By Ogova Ondego
Published November 1, 2008
When Anglican Archbishop Desmond Tutu coined the term ‘Rainbow Nation’ in reference to South Africa, he may as well have been referring to Cape Town and its environs as captured in The Fairest Cape, a travel and tourism book on Cape Town and the Western Cape Province of South Africa.
Any one who has been to Cape Town and reads this book is likely to lapse into precious memories. On the other hand, any one who hasn’t been to the Western Cape and reads this book is likely to be drawn to the attractions of the southern tip of Africa. So, my advice is that you don’t read this book if you do not want to fall in love with the cityscape of Cape Town’s CBD, the famed flat-topped Table Mountain, the breathtaking Winelands and the Overberg and Little Karoo!
While I do not wish to sound like a marketer, I can nevertheless say The Fairest Cape is an example of a good travel book whose well written text blends well with well taken, captivating colourful pictures of an equally great location.
Gifted with a flair for words and descriptions, writer Sean Fraser makes the Western Cape Province of South Africa sound like the dreamt-for paradise that many of us long for. This, coupled with great tourism photography of Zimbabwe-born photographer Mark Skinner, may give the reader a giddy feeling. The writer/photographer team captures the cultures of the various people ranging from the ancient Khoisan to the descendants of the slaves from Malaysia, Indonesia and Sri Lanka, all the way to that of the cosmopolitan citizens of the 21st century.
If you are like me, some of the photographs that are likely to captivate you most are those of the beach at Bloubergstrand, the Kirstenbosch National Botanical Gardens, the Italian Renaissance-styled Cape Town City Hall, Cape Dutch architecture, V & A Waterfront, Table Mountain, the informal trading stalls dotting the quaint, old cobbled corners of the hip and trendy modern Mother City, the street musicians, fire eaters, mime artists, hand-painted fabrics and roughly hewn sculptures, and the Victorian, Edwardian, and Georgian-style architecture of Cape Town.
After a general but colourful introduction running eight pages on The Fairest Cape, this book on high quality art paper proceeds to tackle the entire Western Cape in seven other chapters: The Mother City, Table Mountain, The Waterfront, The Peninsula, The Winelands, The West Coast, The Overberg and Little Karoo, and The Garden Route.
The Cape, The Fairest Cape says, had been settled by the Khoisan for 10 millennia long before the world’s great empires and military powers sent out explorers and soldiers to lay claim on the most productive and most beautiful lands, seas and islands.
The Cape Peninsula, The Fairest Cape says, remains as alluring as the days when its sandy beaches were first trod by the ancient Khoi and San.

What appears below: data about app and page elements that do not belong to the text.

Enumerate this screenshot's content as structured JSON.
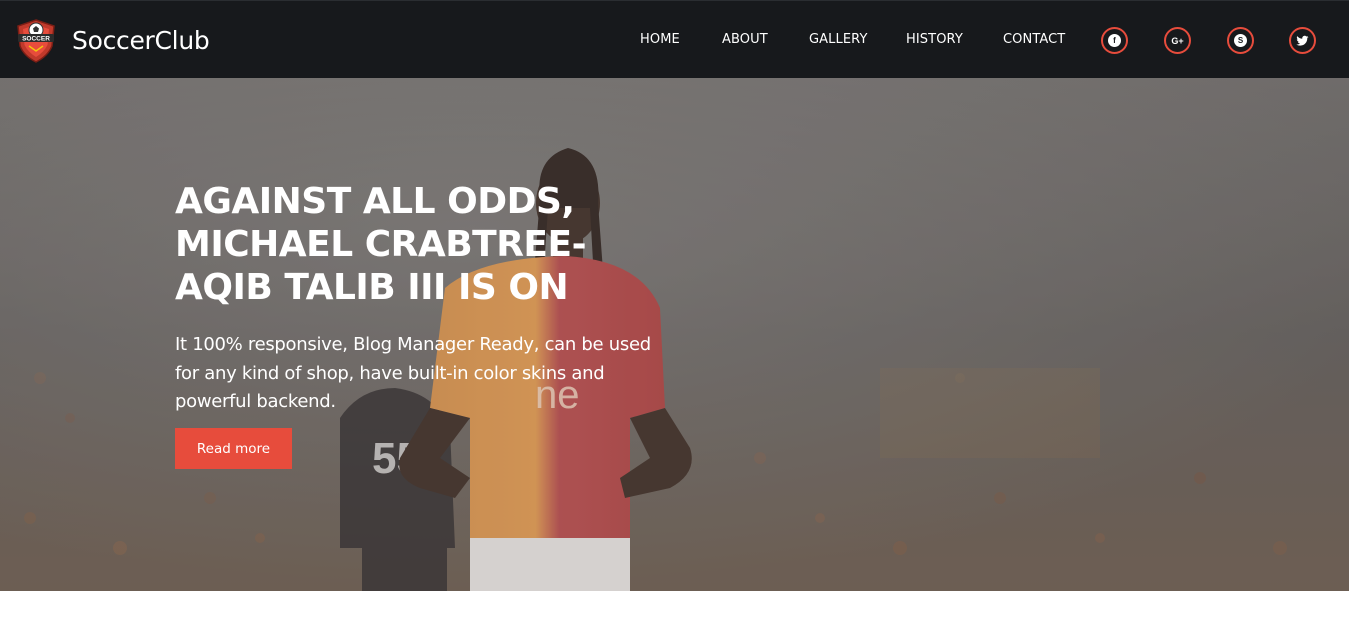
{
  "brand": {
    "logo_text": "SOCCER",
    "name": "SoccerClub"
  },
  "nav": {
    "items": [
      {
        "label": "HOME"
      },
      {
        "label": "ABOUT"
      },
      {
        "label": "GALLERY"
      },
      {
        "label": "HISTORY"
      },
      {
        "label": "CONTACT"
      }
    ],
    "social": [
      {
        "icon": "facebook-icon",
        "glyph": "f"
      },
      {
        "icon": "google-plus-icon",
        "glyph": "G+"
      },
      {
        "icon": "skype-icon",
        "glyph": "S"
      },
      {
        "icon": "twitter-icon",
        "glyph": "t"
      }
    ]
  },
  "hero": {
    "title": "AGAINST ALL ODDS, MICHAEL CRABTREE- AQIB TALIB III IS ON",
    "text": "It 100% responsive, Blog Manager Ready, can be used for any kind of shop, have built-in color skins and powerful backend.",
    "button_label": "Read more",
    "jersey_text": "ne",
    "jersey_number": "55"
  },
  "colors": {
    "navbar_bg": "#17191c",
    "accent": "#e74c3c",
    "hero_overlay": "#7a7775"
  }
}
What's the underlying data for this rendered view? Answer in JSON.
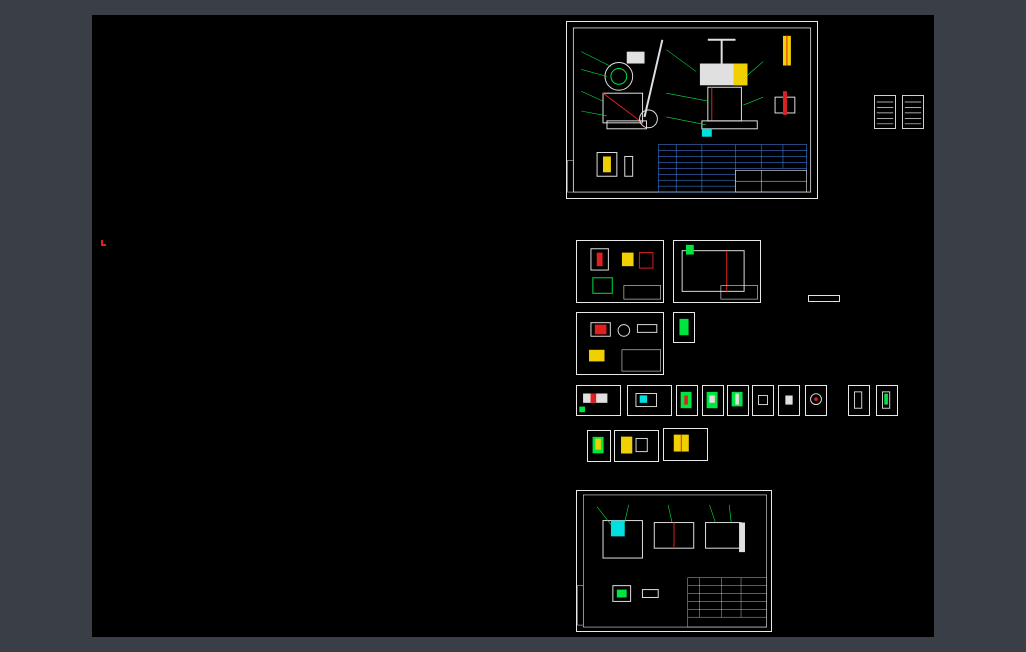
{
  "window": {
    "background": "#3a3f47"
  },
  "canvas": {
    "background": "#000000"
  },
  "colors": {
    "border": "#e8e8e8",
    "leader": "#00e640",
    "geometry": "#e0e0e0",
    "accent_red": "#e02020",
    "accent_yellow": "#f0d000",
    "accent_cyan": "#00e0e0",
    "table_blue": "#4a90ff"
  },
  "icons": {
    "ucs": "ucs-icon"
  }
}
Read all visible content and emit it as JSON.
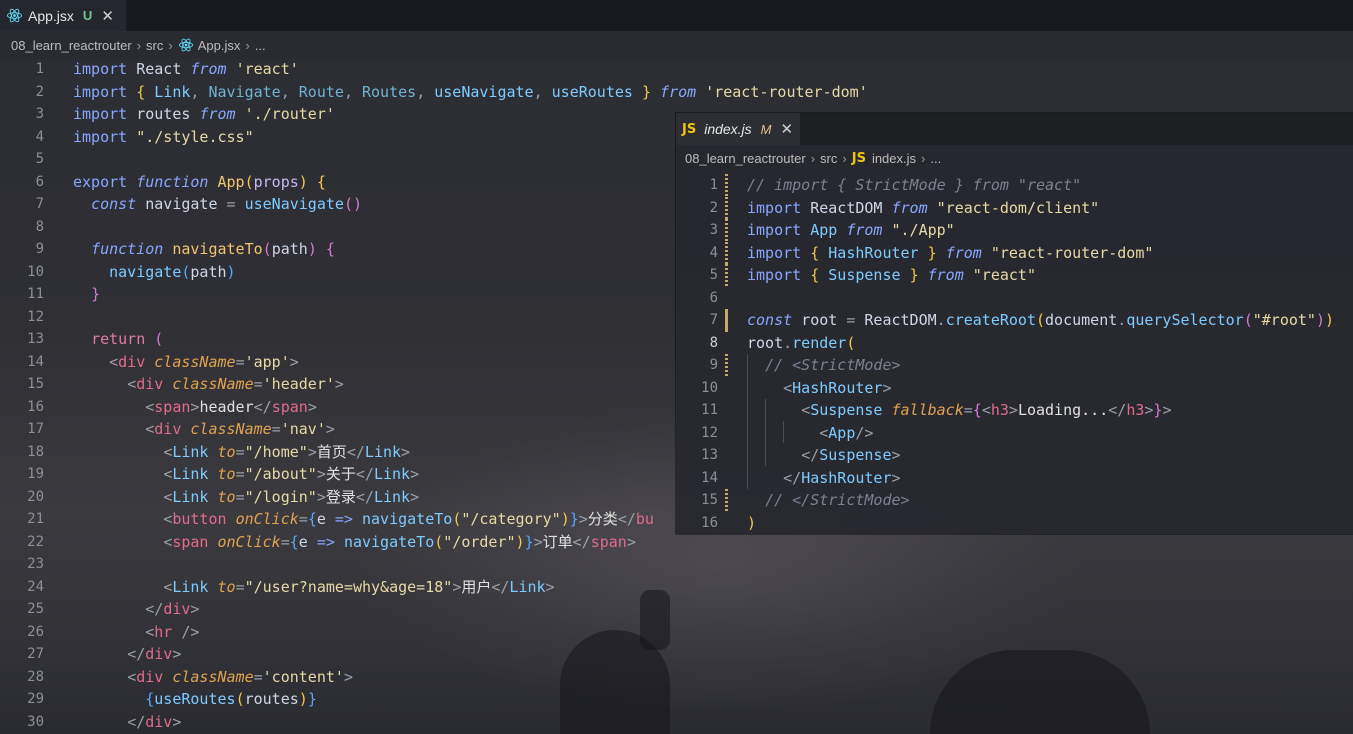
{
  "main": {
    "tab": {
      "filename": "App.jsx",
      "status": "U",
      "close": "✕"
    },
    "breadcrumb": {
      "folder": "08_learn_reactrouter",
      "src": "src",
      "file": "App.jsx",
      "more": "...",
      "sep": "›"
    },
    "lines": [
      "1",
      "2",
      "3",
      "4",
      "5",
      "6",
      "7",
      "8",
      "9",
      "10",
      "11",
      "12",
      "13",
      "14",
      "15",
      "16",
      "17",
      "18",
      "19",
      "20",
      "21",
      "22",
      "23",
      "24",
      "25",
      "26",
      "27",
      "28",
      "29",
      "30"
    ],
    "code": {
      "l1": [
        "import",
        "React",
        "from",
        "'react'"
      ],
      "l2": [
        "import",
        "{",
        "Link",
        "Navigate",
        "Route",
        "Routes",
        "useNavigate",
        "useRoutes",
        "}",
        "from",
        "'react-router-dom'"
      ],
      "l3": [
        "import",
        "routes",
        "from",
        "'./router'"
      ],
      "l4": [
        "import",
        "\"./style.css\""
      ],
      "l6": [
        "export",
        "function",
        "App",
        "(",
        "props",
        ")",
        "{"
      ],
      "l7": [
        "const",
        "navigate",
        "=",
        "useNavigate",
        "()"
      ],
      "l9": [
        "function",
        "navigateTo",
        "(",
        "path",
        ")",
        "{"
      ],
      "l10": [
        "navigate",
        "(",
        "path",
        ")"
      ],
      "l11": [
        "}"
      ],
      "l13": [
        "return",
        "("
      ],
      "l14": [
        "<",
        "div",
        "className",
        "=",
        "'app'",
        ">"
      ],
      "l15": [
        "<",
        "div",
        "className",
        "=",
        "'header'",
        ">"
      ],
      "l16": [
        "<",
        "span",
        ">",
        "header",
        "</",
        "span",
        ">"
      ],
      "l17": [
        "<",
        "div",
        "className",
        "=",
        "'nav'",
        ">"
      ],
      "l18": [
        "<",
        "Link",
        "to",
        "=",
        "\"/home\"",
        ">",
        "首页",
        "</",
        "Link",
        ">"
      ],
      "l19": [
        "<",
        "Link",
        "to",
        "=",
        "\"/about\"",
        ">",
        "关于",
        "</",
        "Link",
        ">"
      ],
      "l20": [
        "<",
        "Link",
        "to",
        "=",
        "\"/login\"",
        ">",
        "登录",
        "</",
        "Link",
        ">"
      ],
      "l21": [
        "<",
        "button",
        "onClick",
        "=",
        "{",
        "e",
        "=>",
        "navigateTo",
        "(",
        "\"/category\"",
        ")",
        "}",
        ">",
        "分类",
        "</",
        "bu"
      ],
      "l22": [
        "<",
        "span",
        "onClick",
        "=",
        "{",
        "e",
        "=>",
        "navigateTo",
        "(",
        "\"/order\"",
        ")",
        "}",
        ">",
        "订单",
        "</",
        "span",
        ">"
      ],
      "l24": [
        "<",
        "Link",
        "to",
        "=",
        "\"/user?name=why&age=18\"",
        ">",
        "用户",
        "</",
        "Link",
        ">"
      ],
      "l25": [
        "</",
        "div",
        ">"
      ],
      "l26": [
        "<",
        "hr",
        "/>"
      ],
      "l27": [
        "</",
        "div",
        ">"
      ],
      "l28": [
        "<",
        "div",
        "className",
        "=",
        "'content'",
        ">"
      ],
      "l29": [
        "{",
        "useRoutes",
        "(",
        "routes",
        ")",
        "}"
      ],
      "l30": [
        "</",
        "div",
        ">"
      ]
    }
  },
  "float": {
    "tab": {
      "filename": "index.js",
      "status": "M",
      "close": "✕",
      "icon": "JS"
    },
    "breadcrumb": {
      "folder": "08_learn_reactrouter",
      "src": "src",
      "icon": "JS",
      "file": "index.js",
      "more": "...",
      "sep": "›"
    },
    "lines": [
      "1",
      "2",
      "3",
      "4",
      "5",
      "6",
      "7",
      "8",
      "9",
      "10",
      "11",
      "12",
      "13",
      "14",
      "15",
      "16"
    ],
    "code": {
      "l1": "// import { StrictMode } from \"react\"",
      "l2": [
        "import",
        "ReactDOM",
        "from",
        "\"react-dom/client\""
      ],
      "l3": [
        "import",
        "App",
        "from",
        "\"./App\""
      ],
      "l4": [
        "import",
        "{",
        "HashRouter",
        "}",
        "from",
        "\"react-router-dom\""
      ],
      "l5": [
        "import",
        "{",
        "Suspense",
        "}",
        "from",
        "\"react\""
      ],
      "l7": [
        "const",
        "root",
        "=",
        "ReactDOM",
        ".",
        "createRoot",
        "(",
        "document",
        ".",
        "querySelector",
        "(",
        "\"#root\"",
        ")",
        ")"
      ],
      "l8": [
        "root",
        ".",
        "render",
        "("
      ],
      "l9": "// <StrictMode>",
      "l10": [
        "<",
        "HashRouter",
        ">"
      ],
      "l11": [
        "<",
        "Suspense",
        "fallback",
        "=",
        "{",
        "<",
        "h3",
        ">",
        "Loading...",
        "</",
        "h3",
        ">",
        "}",
        ">"
      ],
      "l12": [
        "<",
        "App",
        "/>"
      ],
      "l13": [
        "</",
        "Suspense",
        ">"
      ],
      "l14": [
        "</",
        "HashRouter",
        ">"
      ],
      "l15": "// </StrictMode>",
      "l16": [
        ")"
      ]
    }
  },
  "colors": {
    "keyword": "#89a6ff",
    "string": "#e7d9a6",
    "tag": "#e06c8b",
    "attr": "#e0a24f",
    "function": "#7ecbff",
    "bracket": "#f2c94c",
    "git_untracked": "#73c991",
    "git_modified": "#e2c08d",
    "js_icon": "#f1c40f"
  },
  "icons": {
    "react": "react-icon",
    "js": "js-file-icon",
    "close": "close-icon",
    "chevron": "chevron-right-icon"
  }
}
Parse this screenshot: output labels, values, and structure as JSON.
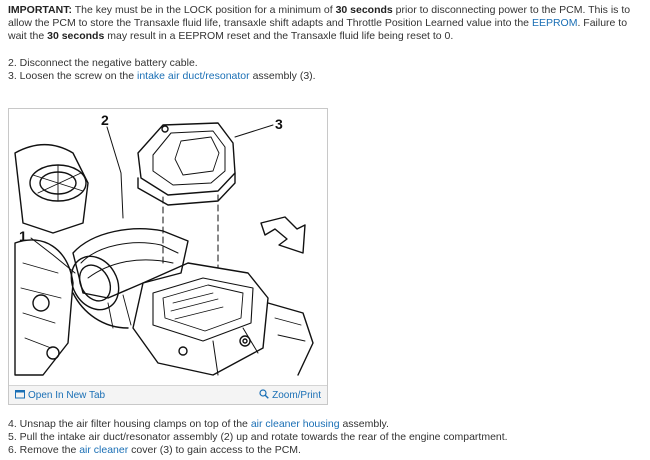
{
  "important": {
    "label": "IMPORTANT:",
    "t1": " The key must be in the LOCK position for a minimum of ",
    "b1": "30 seconds",
    "t2": " prior to disconnecting power to the PCM. This is to allow the PCM to store the Transaxle fluid life, transaxle shift adapts and Throttle Position Learned value into the ",
    "link": "EEPROM",
    "t3": ". Failure to wait the ",
    "b2": "30 seconds",
    "t4": " may result in a EEPROM reset and the Transaxle fluid life being reset to 0."
  },
  "steps_top": [
    {
      "pre": "2. Disconnect the negative battery cable.",
      "link": "",
      "post": ""
    },
    {
      "pre": "3. Loosen the screw on the ",
      "link": "intake air duct/resonator",
      "post": " assembly (3)."
    }
  ],
  "figure": {
    "callouts": [
      "1",
      "2",
      "3"
    ],
    "open_label": "Open In New Tab",
    "zoom_label": "Zoom/Print"
  },
  "steps_bottom": [
    {
      "pre": "4. Unsnap the air filter housing clamps on top of the ",
      "link": "air cleaner housing",
      "post": " assembly."
    },
    {
      "pre": "5. Pull the intake air duct/resonator assembly (2) up and rotate towards the rear of the engine compartment.",
      "link": "",
      "post": ""
    },
    {
      "pre": "6. Remove the ",
      "link": "air cleaner",
      "post": " cover (3) to gain access to the PCM."
    }
  ],
  "colors": {
    "link": "#1a6fb5",
    "text": "#333333"
  }
}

“The natural wonder of its craggy mountain face, its salt-sprayed shore, and the lush woodlands of its interior offer one of the most picturesque vistas on the entire continent,” the book says.
Yes, Cape Town may be a modern city but it is also a happy mix of trendy city life and the gentler, laidback lifestyle that is likely to appeal to holidaymakers. The colourful and diverse cultures, heritage and magnificent scenery of this region result in an almost magical experience for the traveller.
Published by Sunbird Publishers of Cape Town, the creative team of publisher Natanya Mulholland, editor Brenda Brickman, designer Mandy McKay and production manager Andrew de Kock have done a commendable job in putting this project together.